Visit with Occoquan Yacht Club

The Occoquan Yacht Club invited us to visit the docks at Fairfax Yacht Club for a tour with activity, then hold our regular Ship 7916 meeting at the clubhouse. Our host was Harry Croft, whose wife, Pat, is currently serving as OYC Commodore.

Checking out boats on the dock.

Our host led the way to the covered dock where "Bay Dreamer," owned by the Crofts, is berthed. He noted various types of boats and their particular attributes, demonstrated the finer points of tying a cleat hitch and showed us a nifty way to stow long docklines.

Trying out the nifty way to stow docklines.

Afterward, Mr. Croft gave us a detailed tour of "Bay Dreamer," which is a very nice boat! He showed us the engine, told us how much fuel she uses, and took small groups of us up into the flying bridge to check out the Garmin and other cool equipment.

Mr. Croft in the flying bridge.

We hung out on the dock for a while, going through Q&A, before heading up to the clubhouse for our meeting. We noticed these interesting depressions in the mud under shallow water. Mr. Croft told us they were fish nests, and we could see the fish protecting their clutches of eggs. Neat!

Many thanks to OYC, especially Mr. and Ms. Croft, who were so kind to us and shared their interest and knowledge.

Saturday, May 1, 2010

Lightship Chesapeake Work Day

Sea Scouts from Ship 7916 put in about 6 hrs of work aboard the historic Lightship 116 "Chesapeake" on May 1, 2010. The scouts mostly painted, a constant job aboard ship. It was tedious and hot, but there was nary a complaint. "We're Sea Scouts, that's why!"

Happy Painters
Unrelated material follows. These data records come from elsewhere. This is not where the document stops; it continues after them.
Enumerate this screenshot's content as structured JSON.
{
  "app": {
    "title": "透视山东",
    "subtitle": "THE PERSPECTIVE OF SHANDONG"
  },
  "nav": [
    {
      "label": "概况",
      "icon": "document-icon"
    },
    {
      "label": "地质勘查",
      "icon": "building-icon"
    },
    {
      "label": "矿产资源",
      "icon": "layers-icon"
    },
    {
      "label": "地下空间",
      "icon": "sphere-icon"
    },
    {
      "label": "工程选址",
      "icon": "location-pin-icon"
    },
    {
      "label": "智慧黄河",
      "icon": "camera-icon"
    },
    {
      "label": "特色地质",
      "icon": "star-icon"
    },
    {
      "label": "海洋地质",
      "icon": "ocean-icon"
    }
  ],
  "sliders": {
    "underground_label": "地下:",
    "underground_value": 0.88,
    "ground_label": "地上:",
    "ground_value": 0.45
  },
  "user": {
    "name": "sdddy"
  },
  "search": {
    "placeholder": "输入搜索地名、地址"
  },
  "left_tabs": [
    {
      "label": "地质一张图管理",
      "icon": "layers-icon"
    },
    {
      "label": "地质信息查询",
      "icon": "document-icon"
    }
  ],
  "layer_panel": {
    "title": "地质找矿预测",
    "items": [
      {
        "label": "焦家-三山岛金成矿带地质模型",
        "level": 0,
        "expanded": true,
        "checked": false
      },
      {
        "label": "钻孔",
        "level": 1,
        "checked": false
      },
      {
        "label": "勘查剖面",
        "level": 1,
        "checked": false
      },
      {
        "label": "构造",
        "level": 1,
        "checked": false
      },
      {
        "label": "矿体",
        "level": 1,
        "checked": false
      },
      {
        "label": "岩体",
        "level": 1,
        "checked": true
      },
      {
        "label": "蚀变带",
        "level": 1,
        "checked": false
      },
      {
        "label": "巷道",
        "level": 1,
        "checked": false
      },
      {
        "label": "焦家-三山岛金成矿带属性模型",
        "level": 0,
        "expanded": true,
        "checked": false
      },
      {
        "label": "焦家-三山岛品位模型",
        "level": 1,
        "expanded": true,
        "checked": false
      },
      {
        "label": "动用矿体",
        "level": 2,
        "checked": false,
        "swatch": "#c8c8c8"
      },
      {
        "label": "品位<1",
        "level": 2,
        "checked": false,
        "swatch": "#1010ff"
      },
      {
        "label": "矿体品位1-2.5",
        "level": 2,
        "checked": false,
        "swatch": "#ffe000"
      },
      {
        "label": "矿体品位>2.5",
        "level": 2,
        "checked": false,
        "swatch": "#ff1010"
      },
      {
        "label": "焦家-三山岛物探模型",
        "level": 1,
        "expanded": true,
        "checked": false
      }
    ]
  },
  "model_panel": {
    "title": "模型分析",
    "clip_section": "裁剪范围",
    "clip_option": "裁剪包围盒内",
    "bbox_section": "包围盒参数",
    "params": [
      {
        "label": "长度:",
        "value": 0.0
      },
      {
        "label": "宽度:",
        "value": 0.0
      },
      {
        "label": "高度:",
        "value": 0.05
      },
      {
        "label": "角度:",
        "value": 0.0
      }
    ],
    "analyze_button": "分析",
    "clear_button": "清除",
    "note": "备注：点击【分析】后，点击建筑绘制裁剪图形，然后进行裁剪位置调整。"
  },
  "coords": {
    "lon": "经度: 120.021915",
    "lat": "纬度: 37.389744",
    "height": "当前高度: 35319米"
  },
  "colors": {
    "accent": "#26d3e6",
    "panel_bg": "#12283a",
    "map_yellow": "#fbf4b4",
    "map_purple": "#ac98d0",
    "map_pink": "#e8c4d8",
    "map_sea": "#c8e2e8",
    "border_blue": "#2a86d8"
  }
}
Lunch was a brown bag affair in the mess deck where the skipper had eaten hundreds of times in her youth.

With painting complete, the scouts turned toward installing chafing gear on two of the dock lines. This took coordination and teamwork. Jared, Rebecca, Caitlin and Sarah took the pressure off the line, holding tight while their shipmates installed a piece of old fire hose to stop chafing on the line.
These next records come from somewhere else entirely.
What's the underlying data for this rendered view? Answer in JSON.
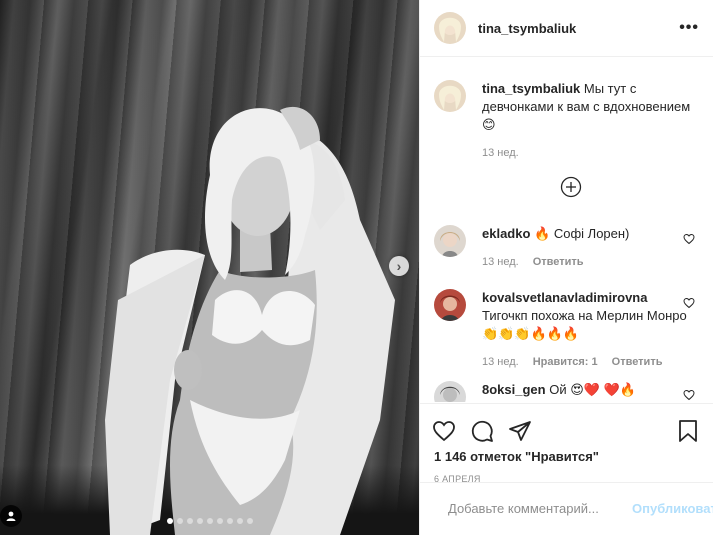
{
  "post": {
    "username": "tina_tsymbaliuk",
    "more_icon": "ellipsis-icon"
  },
  "caption": {
    "username": "tina_tsymbaliuk",
    "text": "Мы тут с девчонками к вам с вдохновением 😊",
    "time": "13 нед."
  },
  "comments": [
    {
      "username": "ekladko",
      "text": "🔥 Софі Лорен)",
      "time": "13 нед.",
      "likes": "",
      "reply": "Ответить"
    },
    {
      "username": "kovalsvetlanavladimirovna",
      "text": "Тигочкп похожа на Мерлин Монро 👏👏👏🔥🔥🔥",
      "time": "13 нед.",
      "likes": "Нравится: 1",
      "reply": "Ответить"
    },
    {
      "username": "8oksi_gen",
      "text": "Ой 😍❤️ ❤️🔥",
      "time": "",
      "likes": "",
      "reply": ""
    }
  ],
  "actions": {
    "likes": "1 146 отметок \"Нравится\"",
    "date": "6 АПРЕЛЯ"
  },
  "add_comment": {
    "placeholder": "Добавьте комментарий...",
    "post_label": "Опубликовать"
  },
  "media": {
    "slide_count": 9,
    "active_slide": 1
  }
}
The scouts worked hard and felt the satisfaction of completing important work, helping to preserve a historic vessel.

The day also marked completion of a circle that began when the skipper started volunteering aboard "Chesapeake" soon after her eleventh birthday. When she turned 14 and of eligible age to join the Sea Scouts (called Explorers then), the National Park Service denied her application on the basis of gender, despite federal regulations. However, she continued to volunteer aboard the vessel until the fall after she turned 17. Now her own scouts--male and female--have spent a day aboard the Chesapeake, and so has she, not as a Sea Scout, but as a Sea Scout leader. Sweet.